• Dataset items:
┌────────

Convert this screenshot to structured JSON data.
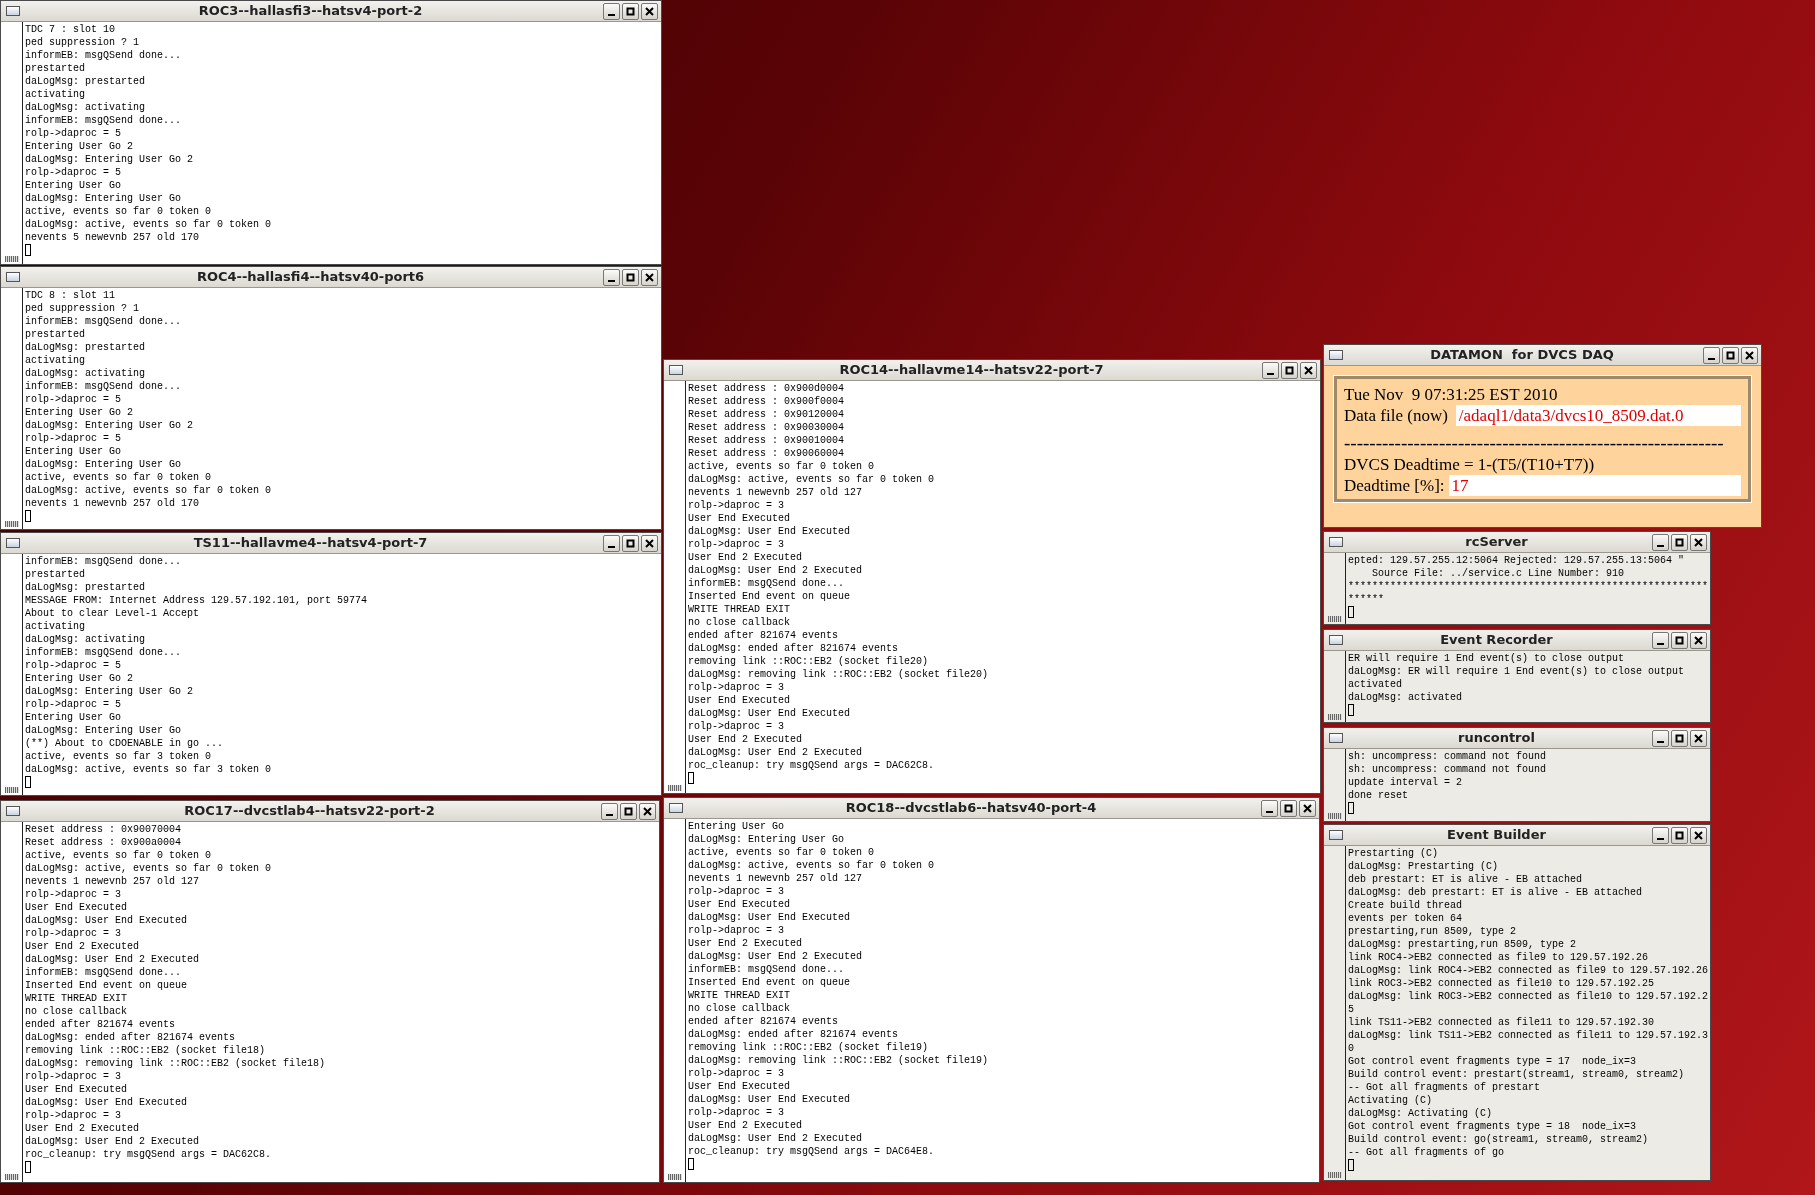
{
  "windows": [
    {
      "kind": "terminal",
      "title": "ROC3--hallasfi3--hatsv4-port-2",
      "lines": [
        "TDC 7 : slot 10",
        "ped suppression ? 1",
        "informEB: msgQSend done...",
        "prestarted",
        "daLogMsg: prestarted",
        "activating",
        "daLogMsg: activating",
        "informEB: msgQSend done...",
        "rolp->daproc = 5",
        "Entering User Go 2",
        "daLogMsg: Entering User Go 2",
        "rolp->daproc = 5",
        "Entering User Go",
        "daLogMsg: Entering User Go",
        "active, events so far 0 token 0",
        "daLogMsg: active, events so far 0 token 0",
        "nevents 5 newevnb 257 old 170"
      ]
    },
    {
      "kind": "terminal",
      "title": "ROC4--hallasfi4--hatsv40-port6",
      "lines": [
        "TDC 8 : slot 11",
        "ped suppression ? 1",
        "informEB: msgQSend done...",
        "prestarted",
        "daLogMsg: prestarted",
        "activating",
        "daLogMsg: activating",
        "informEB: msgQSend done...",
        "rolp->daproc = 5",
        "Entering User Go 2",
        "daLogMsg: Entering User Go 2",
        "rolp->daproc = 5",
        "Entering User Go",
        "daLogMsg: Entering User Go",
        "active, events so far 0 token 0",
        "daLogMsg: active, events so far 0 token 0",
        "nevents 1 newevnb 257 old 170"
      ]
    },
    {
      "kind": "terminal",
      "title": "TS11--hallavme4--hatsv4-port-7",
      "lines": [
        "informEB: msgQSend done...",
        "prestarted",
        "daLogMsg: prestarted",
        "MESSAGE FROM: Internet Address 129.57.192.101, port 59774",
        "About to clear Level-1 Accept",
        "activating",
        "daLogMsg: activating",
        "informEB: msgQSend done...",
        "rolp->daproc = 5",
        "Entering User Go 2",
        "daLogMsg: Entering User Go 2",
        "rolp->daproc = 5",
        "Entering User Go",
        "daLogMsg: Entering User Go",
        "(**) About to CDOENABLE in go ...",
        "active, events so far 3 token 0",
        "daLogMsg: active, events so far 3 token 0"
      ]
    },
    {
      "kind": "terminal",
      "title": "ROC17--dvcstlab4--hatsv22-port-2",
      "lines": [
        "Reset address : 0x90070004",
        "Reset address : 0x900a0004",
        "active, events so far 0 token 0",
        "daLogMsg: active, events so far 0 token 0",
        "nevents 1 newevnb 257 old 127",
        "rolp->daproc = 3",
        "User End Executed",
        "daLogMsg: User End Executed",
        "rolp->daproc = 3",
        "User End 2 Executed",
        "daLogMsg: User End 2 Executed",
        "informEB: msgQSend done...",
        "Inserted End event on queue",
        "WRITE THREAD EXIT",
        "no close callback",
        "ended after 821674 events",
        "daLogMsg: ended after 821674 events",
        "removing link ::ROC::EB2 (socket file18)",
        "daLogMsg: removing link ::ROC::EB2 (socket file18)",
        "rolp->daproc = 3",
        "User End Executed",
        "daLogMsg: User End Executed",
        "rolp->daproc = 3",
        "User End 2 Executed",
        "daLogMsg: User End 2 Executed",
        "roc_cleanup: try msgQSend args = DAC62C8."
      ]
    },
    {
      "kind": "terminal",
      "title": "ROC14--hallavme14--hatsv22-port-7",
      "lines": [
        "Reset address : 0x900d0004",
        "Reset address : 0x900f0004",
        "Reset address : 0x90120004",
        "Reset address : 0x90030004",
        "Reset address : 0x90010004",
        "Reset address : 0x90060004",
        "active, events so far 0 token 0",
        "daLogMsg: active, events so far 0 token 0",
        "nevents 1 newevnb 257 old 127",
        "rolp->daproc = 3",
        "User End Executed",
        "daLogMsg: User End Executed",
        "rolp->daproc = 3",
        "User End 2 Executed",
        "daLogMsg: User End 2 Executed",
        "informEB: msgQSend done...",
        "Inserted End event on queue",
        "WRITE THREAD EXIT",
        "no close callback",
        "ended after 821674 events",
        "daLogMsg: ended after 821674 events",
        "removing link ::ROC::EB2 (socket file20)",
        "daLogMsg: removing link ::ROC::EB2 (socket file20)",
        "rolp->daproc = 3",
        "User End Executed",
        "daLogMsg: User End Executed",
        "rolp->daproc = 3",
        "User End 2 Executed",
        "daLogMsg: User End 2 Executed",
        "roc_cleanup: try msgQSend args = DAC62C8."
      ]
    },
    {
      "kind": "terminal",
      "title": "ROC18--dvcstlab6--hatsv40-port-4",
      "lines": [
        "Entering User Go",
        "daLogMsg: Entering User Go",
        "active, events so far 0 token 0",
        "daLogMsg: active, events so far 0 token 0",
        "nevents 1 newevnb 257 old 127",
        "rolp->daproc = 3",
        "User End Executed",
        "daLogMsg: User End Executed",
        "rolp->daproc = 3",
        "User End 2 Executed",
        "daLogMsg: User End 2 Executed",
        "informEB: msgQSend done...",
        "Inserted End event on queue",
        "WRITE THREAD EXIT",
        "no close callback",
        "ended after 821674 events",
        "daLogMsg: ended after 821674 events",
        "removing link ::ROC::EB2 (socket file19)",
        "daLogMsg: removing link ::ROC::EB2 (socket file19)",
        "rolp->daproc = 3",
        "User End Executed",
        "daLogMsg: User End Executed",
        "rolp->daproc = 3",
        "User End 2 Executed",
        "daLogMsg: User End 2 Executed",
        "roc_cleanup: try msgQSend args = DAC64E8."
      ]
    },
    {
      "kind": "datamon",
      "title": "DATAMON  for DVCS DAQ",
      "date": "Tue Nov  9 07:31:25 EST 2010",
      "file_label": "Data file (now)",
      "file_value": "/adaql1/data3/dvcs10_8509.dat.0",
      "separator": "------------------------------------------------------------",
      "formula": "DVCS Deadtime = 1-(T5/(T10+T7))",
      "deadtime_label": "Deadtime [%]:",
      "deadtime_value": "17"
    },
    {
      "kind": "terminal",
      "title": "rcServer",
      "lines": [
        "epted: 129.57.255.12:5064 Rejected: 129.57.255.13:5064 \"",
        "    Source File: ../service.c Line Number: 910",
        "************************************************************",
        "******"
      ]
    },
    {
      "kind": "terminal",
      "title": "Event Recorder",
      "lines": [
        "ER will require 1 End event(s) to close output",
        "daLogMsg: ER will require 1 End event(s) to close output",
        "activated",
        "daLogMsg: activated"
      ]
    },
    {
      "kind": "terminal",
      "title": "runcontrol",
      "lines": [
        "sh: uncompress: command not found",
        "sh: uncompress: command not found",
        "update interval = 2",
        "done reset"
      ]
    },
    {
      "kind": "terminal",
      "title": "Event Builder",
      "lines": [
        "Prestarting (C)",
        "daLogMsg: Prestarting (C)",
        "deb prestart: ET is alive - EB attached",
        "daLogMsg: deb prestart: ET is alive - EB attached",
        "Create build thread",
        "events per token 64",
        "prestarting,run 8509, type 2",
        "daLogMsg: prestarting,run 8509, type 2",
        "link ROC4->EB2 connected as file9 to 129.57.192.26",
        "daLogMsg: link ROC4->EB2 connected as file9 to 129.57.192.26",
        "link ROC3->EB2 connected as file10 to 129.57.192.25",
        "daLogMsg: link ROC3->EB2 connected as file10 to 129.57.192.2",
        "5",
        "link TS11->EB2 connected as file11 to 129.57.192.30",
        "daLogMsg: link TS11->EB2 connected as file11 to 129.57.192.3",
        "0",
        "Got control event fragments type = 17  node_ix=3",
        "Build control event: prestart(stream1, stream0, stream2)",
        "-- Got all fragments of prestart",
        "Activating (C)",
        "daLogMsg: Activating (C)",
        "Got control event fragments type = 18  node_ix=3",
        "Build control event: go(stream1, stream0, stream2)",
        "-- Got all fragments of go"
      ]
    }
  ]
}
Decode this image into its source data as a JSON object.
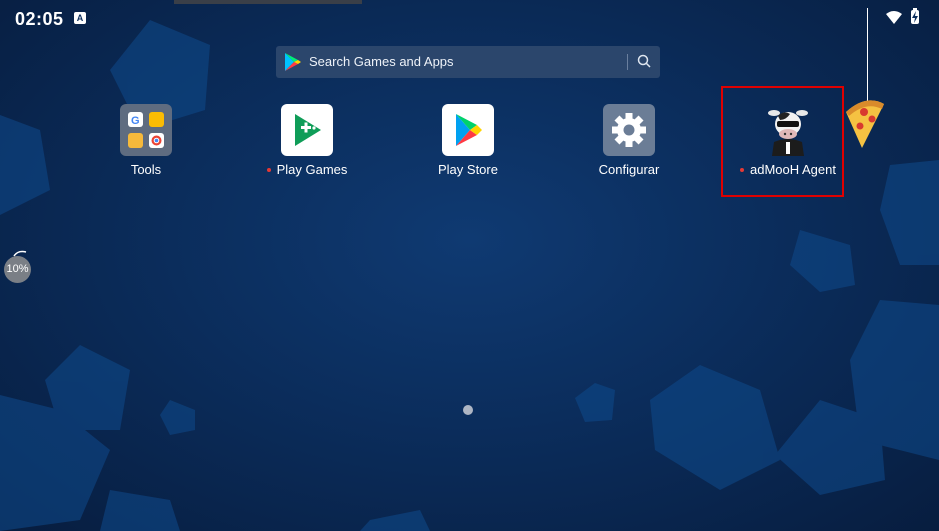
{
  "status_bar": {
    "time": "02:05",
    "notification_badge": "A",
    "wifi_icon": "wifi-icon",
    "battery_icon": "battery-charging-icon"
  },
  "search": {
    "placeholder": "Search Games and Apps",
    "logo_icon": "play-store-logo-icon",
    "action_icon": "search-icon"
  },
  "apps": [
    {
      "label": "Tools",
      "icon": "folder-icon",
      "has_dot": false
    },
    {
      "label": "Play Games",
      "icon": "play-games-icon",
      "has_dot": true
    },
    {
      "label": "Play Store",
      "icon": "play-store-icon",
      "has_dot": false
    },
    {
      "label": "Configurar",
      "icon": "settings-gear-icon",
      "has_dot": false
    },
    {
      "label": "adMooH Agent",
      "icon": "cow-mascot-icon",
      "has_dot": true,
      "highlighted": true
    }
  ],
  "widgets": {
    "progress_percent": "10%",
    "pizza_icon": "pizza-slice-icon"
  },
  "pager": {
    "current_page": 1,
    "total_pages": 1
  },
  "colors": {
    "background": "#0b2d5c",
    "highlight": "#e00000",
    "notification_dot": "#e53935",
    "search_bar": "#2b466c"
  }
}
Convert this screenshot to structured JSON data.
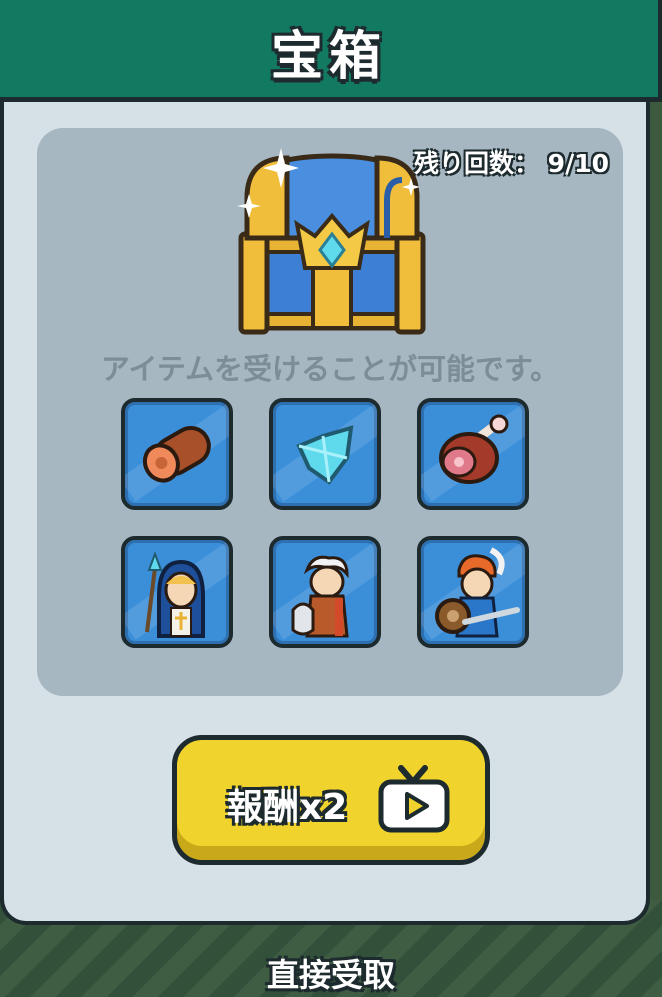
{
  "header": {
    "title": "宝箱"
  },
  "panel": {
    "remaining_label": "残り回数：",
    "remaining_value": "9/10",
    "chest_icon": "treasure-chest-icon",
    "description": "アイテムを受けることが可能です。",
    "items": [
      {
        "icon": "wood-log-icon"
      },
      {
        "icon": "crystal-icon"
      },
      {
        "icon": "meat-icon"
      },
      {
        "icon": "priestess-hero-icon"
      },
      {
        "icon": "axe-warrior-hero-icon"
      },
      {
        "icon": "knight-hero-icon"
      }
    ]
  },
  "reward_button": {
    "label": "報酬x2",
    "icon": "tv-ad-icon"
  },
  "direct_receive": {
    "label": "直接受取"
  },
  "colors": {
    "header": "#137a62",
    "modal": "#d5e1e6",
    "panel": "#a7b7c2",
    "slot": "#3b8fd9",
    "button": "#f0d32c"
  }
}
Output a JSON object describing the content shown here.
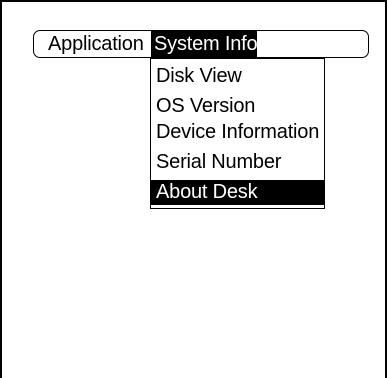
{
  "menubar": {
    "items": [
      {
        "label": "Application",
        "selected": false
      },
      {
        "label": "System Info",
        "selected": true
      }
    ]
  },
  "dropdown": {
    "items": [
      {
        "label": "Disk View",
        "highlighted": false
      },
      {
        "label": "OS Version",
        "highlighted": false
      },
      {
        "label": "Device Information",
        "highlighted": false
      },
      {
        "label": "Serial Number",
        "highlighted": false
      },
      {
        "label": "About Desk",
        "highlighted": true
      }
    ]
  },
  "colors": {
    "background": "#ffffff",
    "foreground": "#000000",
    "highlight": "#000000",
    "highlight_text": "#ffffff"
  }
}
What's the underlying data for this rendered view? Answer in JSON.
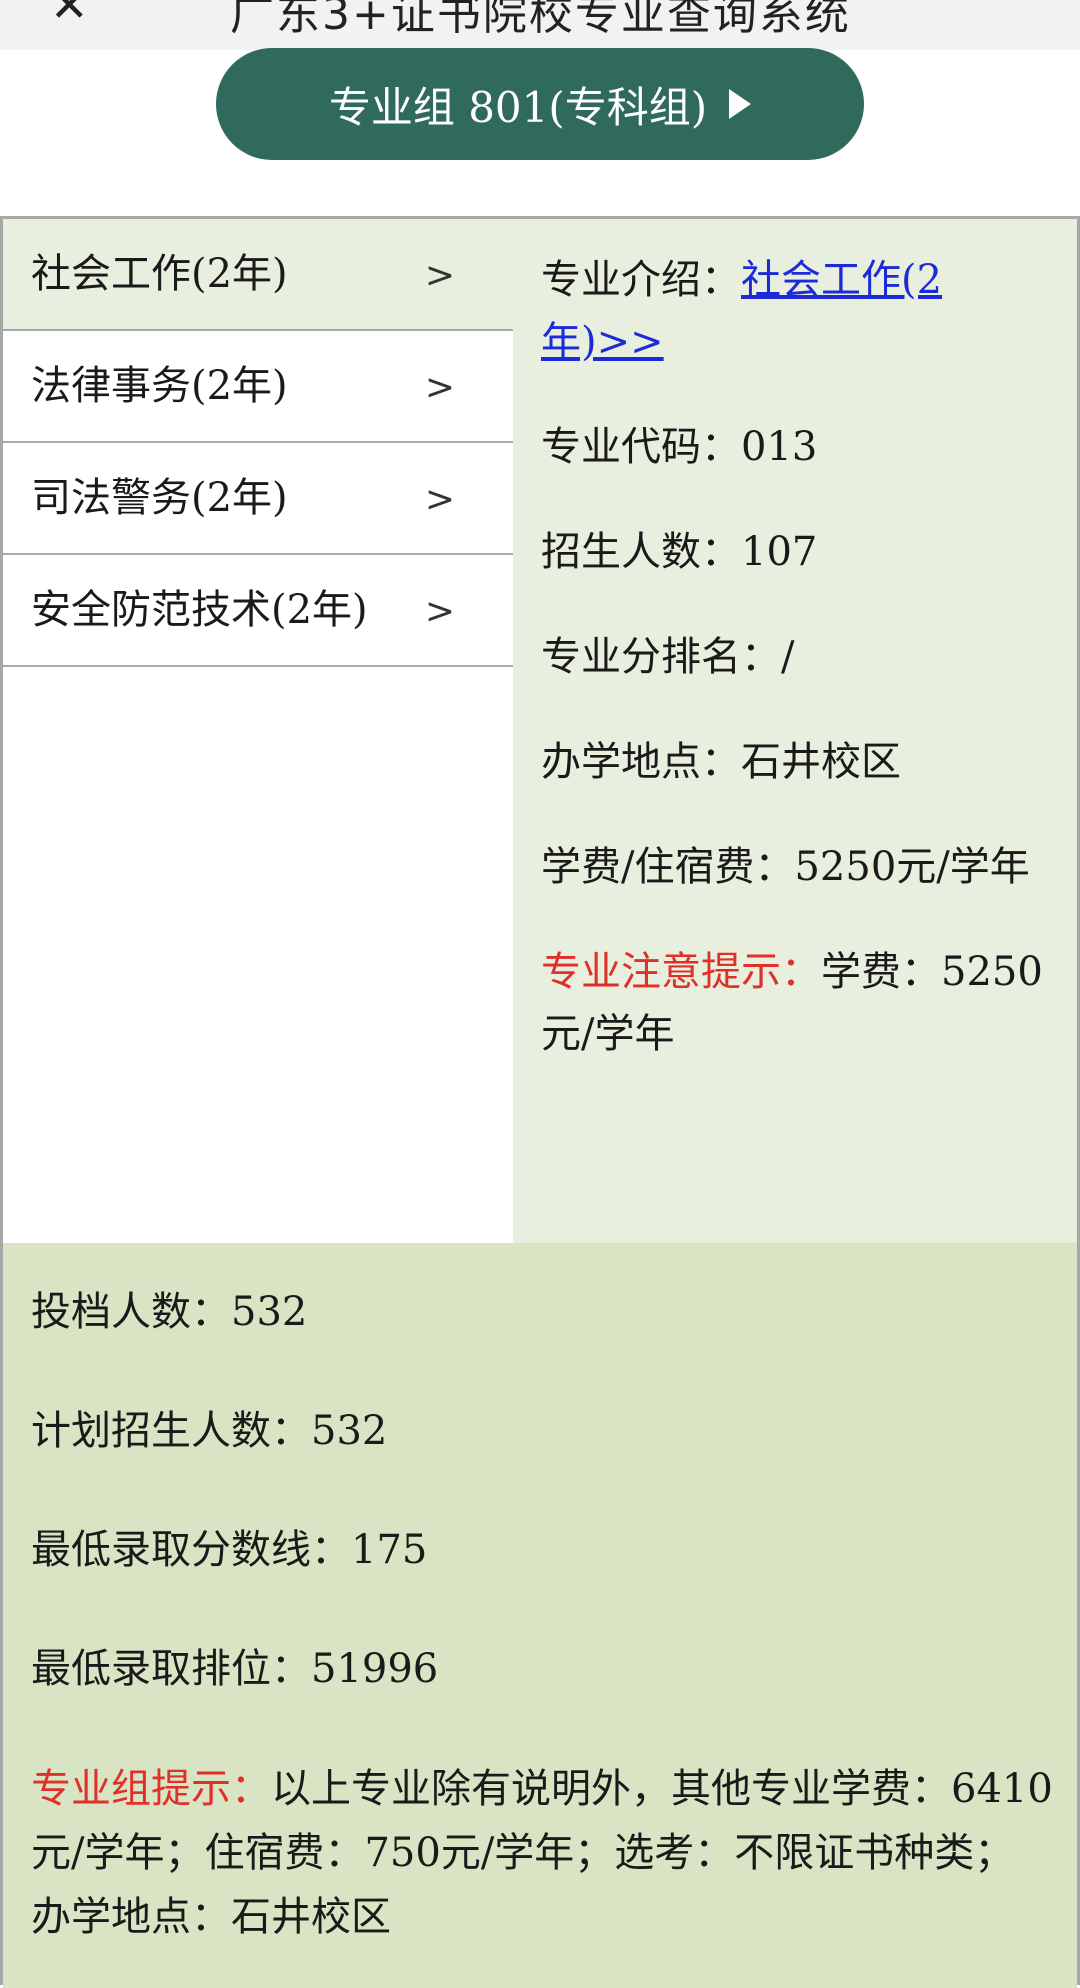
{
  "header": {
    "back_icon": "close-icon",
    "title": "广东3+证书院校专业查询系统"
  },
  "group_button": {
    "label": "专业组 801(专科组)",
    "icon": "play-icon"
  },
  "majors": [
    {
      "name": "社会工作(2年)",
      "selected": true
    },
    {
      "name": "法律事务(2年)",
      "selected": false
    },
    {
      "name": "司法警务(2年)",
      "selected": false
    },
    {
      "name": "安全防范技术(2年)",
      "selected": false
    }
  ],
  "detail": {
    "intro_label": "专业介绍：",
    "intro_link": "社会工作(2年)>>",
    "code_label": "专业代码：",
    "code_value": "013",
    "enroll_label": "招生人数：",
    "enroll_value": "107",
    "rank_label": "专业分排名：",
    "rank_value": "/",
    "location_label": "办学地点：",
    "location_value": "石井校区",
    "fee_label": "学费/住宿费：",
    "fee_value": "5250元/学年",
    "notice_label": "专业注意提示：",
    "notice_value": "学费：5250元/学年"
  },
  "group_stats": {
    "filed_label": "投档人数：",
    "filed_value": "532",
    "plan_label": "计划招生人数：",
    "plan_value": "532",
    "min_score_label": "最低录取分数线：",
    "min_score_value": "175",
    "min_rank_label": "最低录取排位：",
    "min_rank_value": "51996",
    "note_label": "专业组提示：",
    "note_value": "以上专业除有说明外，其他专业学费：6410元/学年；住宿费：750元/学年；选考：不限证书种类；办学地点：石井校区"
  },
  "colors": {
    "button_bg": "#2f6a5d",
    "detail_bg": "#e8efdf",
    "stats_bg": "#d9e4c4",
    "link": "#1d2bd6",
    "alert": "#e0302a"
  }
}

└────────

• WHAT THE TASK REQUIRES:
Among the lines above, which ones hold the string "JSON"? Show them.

• ANSWER FOR THE TASK:
Convert this screenshot to structured JSON data.
Decode this image into its source data as a JSON object.
Convert this screenshot to structured JSON data.
Output a JSON object describing the content shown here.
What's the underlying data for this rendered view? Answer in JSON.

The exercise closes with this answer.